A FIRE-RED 5.9L THAT WENT FROM 400HP TO 1,100HP OVERNIGHT
When your plan to build an 800hp daily driver balloons into an all-out engine build, compound turbos and enough fuel for 1,100-rwhp, you end up with a third-gen menace on wheels like the one Marty Selvidge owns. Long a fan of Cummins-powered Dodges, Marty decided he wanted to amplify the power of his ’07 Quad Cab a couple years ago.
After teaming up with Dermody Diesel Performance, a shop that’s known for building highly competitive pulling trucks, Marty’s Dodge was soon transformed from mild to wild. As the outline for the build evolved, Marty didn’t have a hard time convincing the folks at Dermody why he needed more power than he originally thought. After all, everyone knows you can never have enough.
With Marty’s power goal expanding virtually every time he spoke with Dermody, both parties decided to pull out all the stops and build a 5.9L that could handle anything thrown at it. As a welding inspector by trade (specifically the welds made on armor plating used in the U.S. military), it came natural for Marty to want the engine reinforced as much as possible. Seeing machining time at RCD Performance and Wagler Competition Products, both the block and head were cut for fire-rings, the bores were torque-plate honed, and the head was extensively ported. The factory 5.9L crank is secured by way of an Industrial Injection gorilla girdle and ARP main studs, the rods are HD beam, forgedsteel units from Wagler, and the standard bore, Monotherm pistons came from Mahle.
Matching the hot street cam from Hamilton, the head was opened up considerably. CNC porting, oversize, hardened valve seats, threaded freeze plugs throughout, 103-lb valve springs, and Harland Sharp’s bronze bushed rockers all made the cut. The cast intake shelf was taken out of the equation in the mill, making way for a Big Hoss manifold from Banks. ARP Custom Age 625+ head studs keep the head glued to the block. With half-and-half protrusion for the fire-rings (50-percent in the block, 50-percent in the head), head gasket issues will be a non-issue even if triple-digit boost is regularly seen.
S466 OVER S480 Being that the fire-ringed and well-fortified 5.9L would be a great candidate for handling big boost, Marty had no reservations about running a compound turbo arrangement. Built by HSP Diesel, it’s based around the use of two S400’s, both of which conceal proprietary billet compressor wheels spec’d out by Dermody. An S480 with a 96mm turbine wheel and a 1.32 A/R T6 exhaust housing serves as the atmosphere turbo, while an S466 equipped with an 87mm turbine and .91 A/R exhaust housing hangs off a BD Diesel manifold. The twice-compressed intake air travels through a Mishimoto intercooler before being forced through the Big Hoss manifold, and ultimately into the head.

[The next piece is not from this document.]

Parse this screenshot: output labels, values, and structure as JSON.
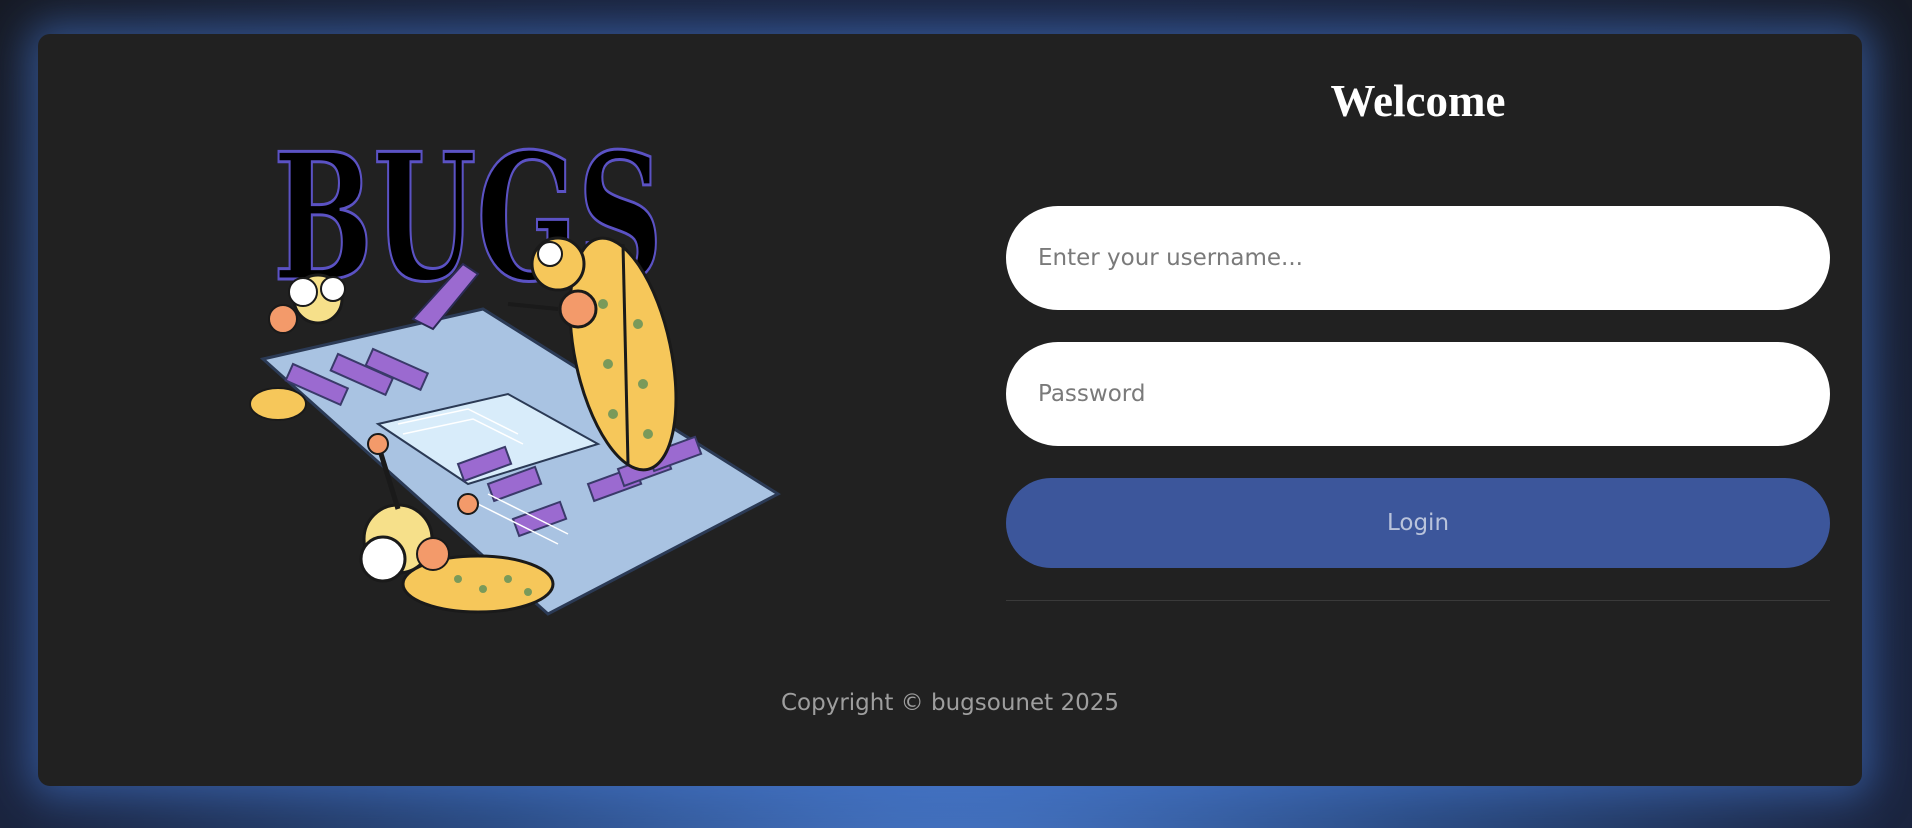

Substantial fuel was brought to the table by pairing a set of S&S Diesel Motorsport 200-percent over injectors with one of the company’s 14mm CP3’s. The stroker pump has no problem supplying the sizeable, late 5.9L injectors with 26,000-psi of rail and a 200-gph AirDog II-4G system has no issue maintaining adequate low-pressure fuel supply from the tank. With a tank-to-engine fueling combination this serious, topping the 1,000-rwhp mark shouldn’t be a problem for Marty’s Dodge.
Any time you spot a golden Chrysler automatic under a Dodge, you know the owner turned to Firepunk Diesel for a transmission built to handle big power. Opting for the biggest and baddest 48RE on the market, Marty pulled the trigger on Firepunk’s Competition Stage 3 version. The race-ready four-speed makes use of a billet stator, quad disc DPC torque converter, a Fat Shaft billet input shaft, Maraging 300 intermediate shaft, and a Fat Shaft billet output. Added clutches, steels, and machined pressure plates, a high-pressure valve body, PPE deep pan, and a Mishimoto transmission cooler highlight the rest of the 48RE’s mods.
A WHOLE NEW ANIMAL
Believe it or not, Marty originally bought his third-gen so he could have four fully independent doors (his ’01 Quad Cab was chugging along just fine, but of course wasn’t a crew cab). However, after realizing the common-rail 5.9L platform could be made to make four-digit power while remaining durable, he decided to pursue the big horsepower build he’d always wanted. Now, he’s a long way from the days of old, when the Dodge was bone-stock aside from a Bullydog Power Pup. When Marty picks up his truck after returning home from overseas, it’ll most likely be packing 700 more ponies than it did when he left it in the care of Dermody Diesel. He says he can’t wait to drive it. We don’t blame him one bit.